The code is here: https://github.com/richardjkendall/arduino-keyboard
I'll freely admit that my practical skills in building things are very poor! I decided to try a simple way of building the enclosure which was to use wood panels for the front and back and square dowel for the sides. I got some balsa wood from a local DIY place and some glue and set about building it.
I then used tape to make a mask so I could apply the conductive paint to the front and end up with well-defined shapes. The red tape in the pictures is Christmas gift wrapping tape - it was exactly 1cm thick and so perfect based on the measurements I wanted.
To connect the sensor pads I drilled 2mm holes in the wood and then put stripped 22AWG multi-core wire through the holes. I then glued the wire in place using a glue-gun (on the non-painted side) and trimmed it so it was flush with the painted surface. Then I repainted over the wire and hole to form a connection between the painted sensor pad and the wire. That approach is illustrated in the diagram below
Then I drilled holes for the LEDs and installed them, soldering wire to their contacts at the same time.
Finally I soldered the LED and sensor wires, and added the buzzer and USB power connector - then I was ready for a final test before closing the case up!
Here's the finished item!
Here's my son playing with it...
After finding that the conductive paint comes off easily when touched by wet fingers I decided to try and varnish the case so that it protects the paint. I picked an oil based clear varnish and conducted a test with a spare piece of wood I painted with the same conductive paint.

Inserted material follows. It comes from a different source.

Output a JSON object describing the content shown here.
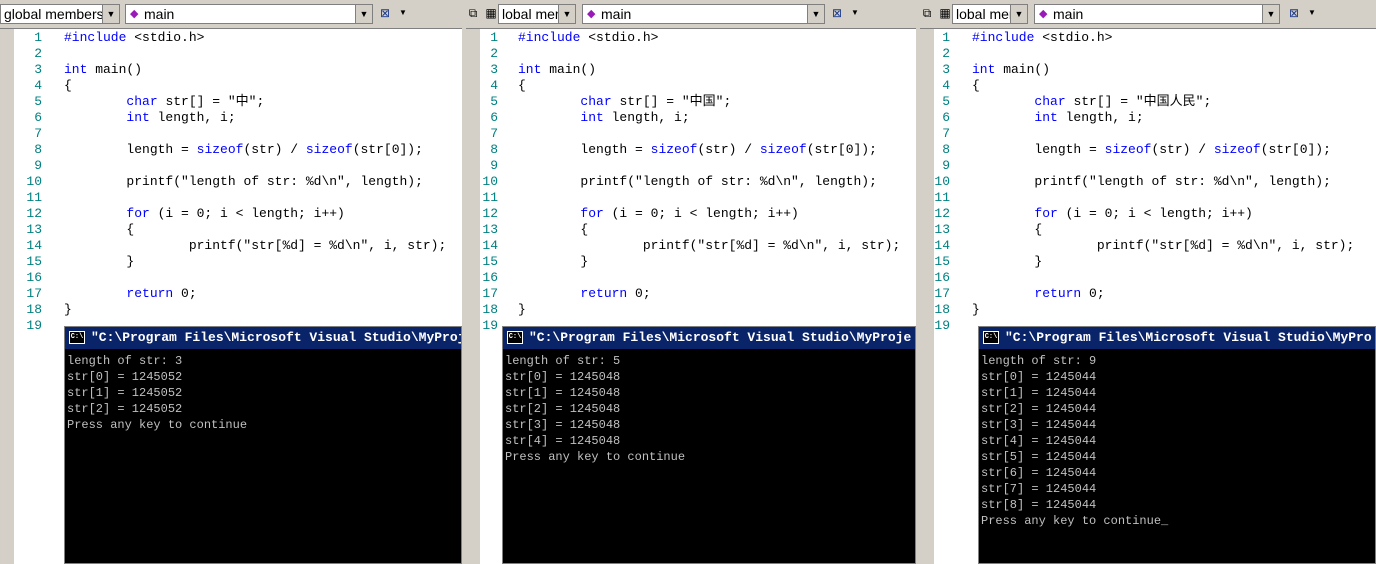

I found through this test that the sensors still performed adequately so I painted the whole case with the same varnish.
-- Richard, May 2020